Will El Nino Move Gold for Miners and End California Drought?
August 2015 by Chris RalphI remember in the couple of years after that 1997 flood, prospectors around California did very well, taking ounces of gold from places that had not yielded any gold for years before that.
It’s not easy to figure out what is best without testing, and so a certain level of confusion has developed about how small the ore ought to be crushed.
My last update on this adventure was in the April 2012 issue and involved our search for the northern extension of the Cedarberg Mine. At that time we had found it and we were in the process of returning for some detecting when Mother Nature struck with a late rain and snow storm.
And we eventually reached gold. It was a winding crevice of beautiful white quartz lined with small nuggets and loaded with fine gold. There were flakes and small granular pieces—there had to be a hundred or more.
When detecting an area that has been cleaned to bedrock and you have new trees growing, always make sure you get your coil as close as possible to the tree. Why?
In our May 2013 issue, we took a look at the mineral quartz, a mineral very commonly associated with gold. However, gold is not the only reason prospectors are interested in quartz. Quartz can also be very valuable as a gemstone
This second trip down was a challenge.

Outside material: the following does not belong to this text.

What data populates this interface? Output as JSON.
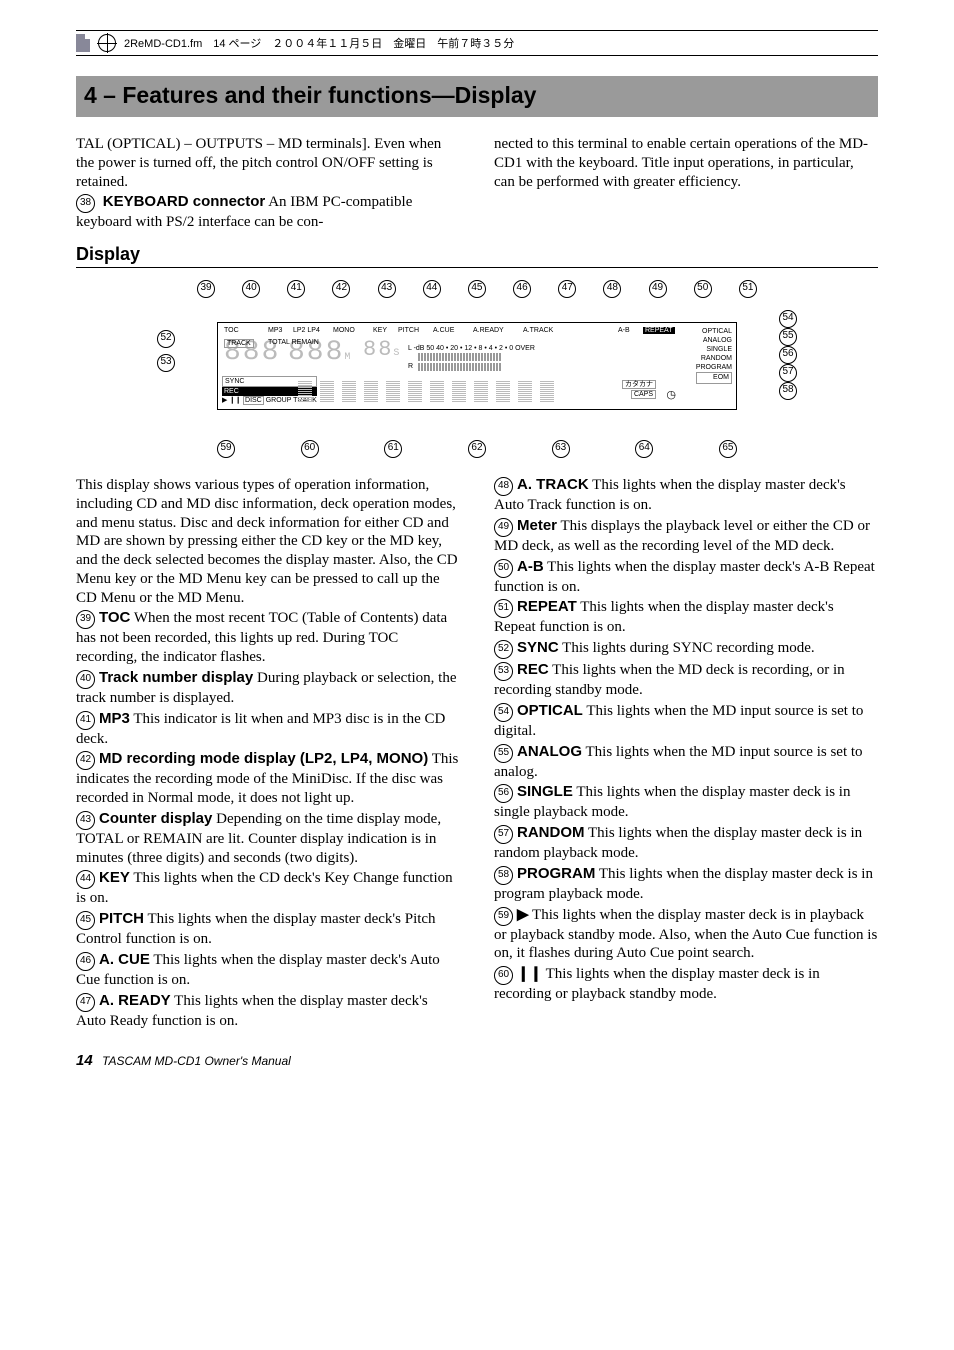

It started in Colfax on the Stevens Trail, where the distance to the river is four miles with an elevation drop of about 1,000 feet.
On my weekends off I spent many hours dredging the Second Broad River from Cane Creek Road up to the headwaters. I used a three-inch dredge with air and graduated to a five-inch with air.
The Bawl Mill • Ask The Experts • Ask The Experts • Detecting During Summer Heat • Surviving The Boom and Bust Cycle • A Great Day On The Feather River • Prospecting for Silver Deposits • Give That Club Claim A Chance • From Curiosity to Mine Owner • Gold and Rare Earth Elements in New Mexico • Melman on Gold & Silver • Mining Stock Quotes and Mineral & Metal Prices